Whose Torah and why it matters
by Jonathan Rosenblum
Baltimore Jewish Times
June 15, 2001
My family was active in one of the leading Conservative synagogues in the country. I attended Hebrew school three times a week from second through eighth grade and once a week through high school. At the end of my Jewish studies, I could read Hebrew, but knew no more than ten to twenty nouns.
I had never heard of Rashi, the principal Biblical exegete, and could not have even read the script in which Rashi is traditionally printed. Nor had I so much as glanced a page of Talmud, much less attempted to learn it.
Not that I considered myself Jewishly ignorant. Far from it. I had a ready catechism of proudly held Jewish ``truths," most prominent among them being that Judaism is a religion of action not faith. Action, of course, meant collecting money for Biafra, not keeping kosher or observing Shabbos.
Traditional observance was minimal, although even that was enough to earn me the nickname ``the rabbi" among my Jewish friends.. We attended synagogue with some frequency and almost always had a Friday night dinner. Once when a non-Jewish friend brought a ham sandwich into the house, he was promptly sent outside to eat it.
Of course, I knew that there were a handful of ``religious" families in our congregation who kept kosher homes, and an even smaller number of young people who walked to synagogue on Shabbos. Their greater level of observance, however, occasioned no guilt on my part. What Conservative rabbi Howard Singer has termed the ``tacit agreement" between Conservative rabbis and their congregations to never discuss ``G-d or Jewish law" was fully observed in my synagogue, though I heard many sermons on the theme ``Judaism thought of it first."
I tended to view ``mitzvos" as assertions of Jewish pride rather than as means of relating to G-d. I fasted all Yom Kippur from the age of nine, but the afternoon was usually spent watching the World Series on TV.
While all this seems speculiar to me today, it never did at the time.
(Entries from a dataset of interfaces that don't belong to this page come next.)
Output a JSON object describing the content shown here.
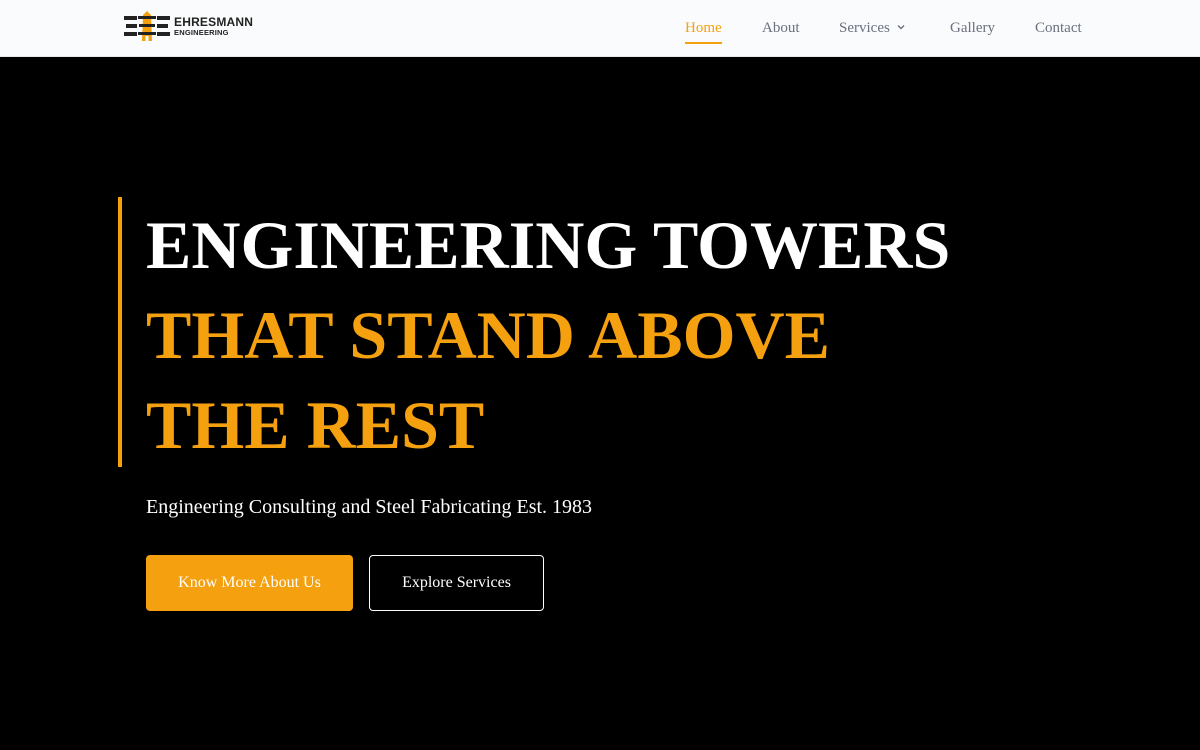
{
  "brand": {
    "name": "EHRESMANN",
    "subtitle": "ENGINEERING",
    "colors": {
      "accent": "#f5a00f",
      "dark": "#222222",
      "background": "#000000"
    }
  },
  "nav": {
    "items": [
      {
        "label": "Home",
        "active": true
      },
      {
        "label": "About",
        "active": false
      },
      {
        "label": "Services",
        "active": false,
        "has_dropdown": true
      },
      {
        "label": "Gallery",
        "active": false
      },
      {
        "label": "Contact",
        "active": false
      }
    ]
  },
  "hero": {
    "headline_line1": "ENGINEERING TOWERS",
    "headline_line2": "THAT STAND ABOVE",
    "headline_line3": "THE REST",
    "tagline": "Engineering Consulting and Steel Fabricating Est. 1983",
    "primary_button": "Know More About Us",
    "secondary_button": "Explore Services"
  }
}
The recent speech by leading Conservative rabbi David Wolpe, in which he informed his congregation on Seder night that the Exodus from Egypt almost certainly did not occur, that the Jewish people never wandered in the Desert for forty years, and never heard G-d speak to them at Sinai, explains a great deal about my younger self.
Wolpe insists that it makes no difference to our commitment to halachically observant lives whether G-d ever spoke to us or the Torah is the product of human authors, or whether the events recorded in the Torah ever took place or fall into the category of Ur-myth.
That claim is refuted by both sociology and the individual experience of most of those raised with such views.
If the Torah was a written by a committee of our long gone ancestors, it falls into the category of ancient wisdom literature. Such literature may be interesting, beautiful (see Erich Auerbach’s Mimesis on Biblical narrative), and even inspiring.
It will not, however, be a complete guide for life in the 21st century, any more than the Iliad. Nor will it inspire the intensity of study, on a society-wide basis, that the Torah has for over three thousand years.
Terming the Torah ``divinely inspired" does not solve the experiential problem. If the first thing G-d inspired its authors to do was to make up a series of meta-myths and pass them off as history, we will hardly be inspired by the quality of moral instruction likely to be found there.
When the Torah is transformed into mere metaphor -- a collection of bite-sized messages for moderns – halachic observance is bound to decline. Once we have absorbed the message, we can ignore the halacha. Thus the prohibition on homosexuality is reinterpreted as a warning against exploitive sexual relationships, since in the ancient world such relationships often involved wide disparities in age.
Thus reinterpreted many Conservative rabbis feel free to bless same sex commitment ceremonies and the student body at Jewish Theological Seminary almost unanimously support the admission of openly homosexual students.
Clearly too our human authors mixed a lot of human chaff with their divine inspiration. JTS chancellor Ismar Schorsch recently dismissed almost all of the book of Leviticus and much of Exodus and Numbers as the products of an ancient ``cult" that have been superseded by our superior modern understanding.
In deciding what is eternal and what is time-bound, however, the modern Conservative Jew has only his own understanding to guide him. Each Jew is left to create his own Torah, picking and discarding according to taste, without even the benefit of traditional Torah learning.
``Divine inspiration" is closely related to another favorite Conservative notion: that o ``Catholic Israel" – the notion that whatever the collective Jewish people do at a particular moment in time has some sort of Divine sanction. But at a time when that collective body of the Jewish people is increasingly impossible to identify and the vast majority of its members, by any definition, are neither aware of the Torah’s dictates nor terribly concerned with becoming more knowledgeable, Catholic Israel is a notion guaranteed to define the level of Jewish commitment downward.
Popular practice becomes the tail wagging the halachic dog. The Torah’s prohibition on lighting a fire on Shabbos is overruled by a ``rabbinic enactment" allowing driving to synagogue on Shabbos, and a unlearned laity is invited to participate in the determination of the Conservative movement’s halachic standards.
Related Topics: Pluralism, Shavuot
receive the latest by email: subscribe to the free jewish media resources mailing list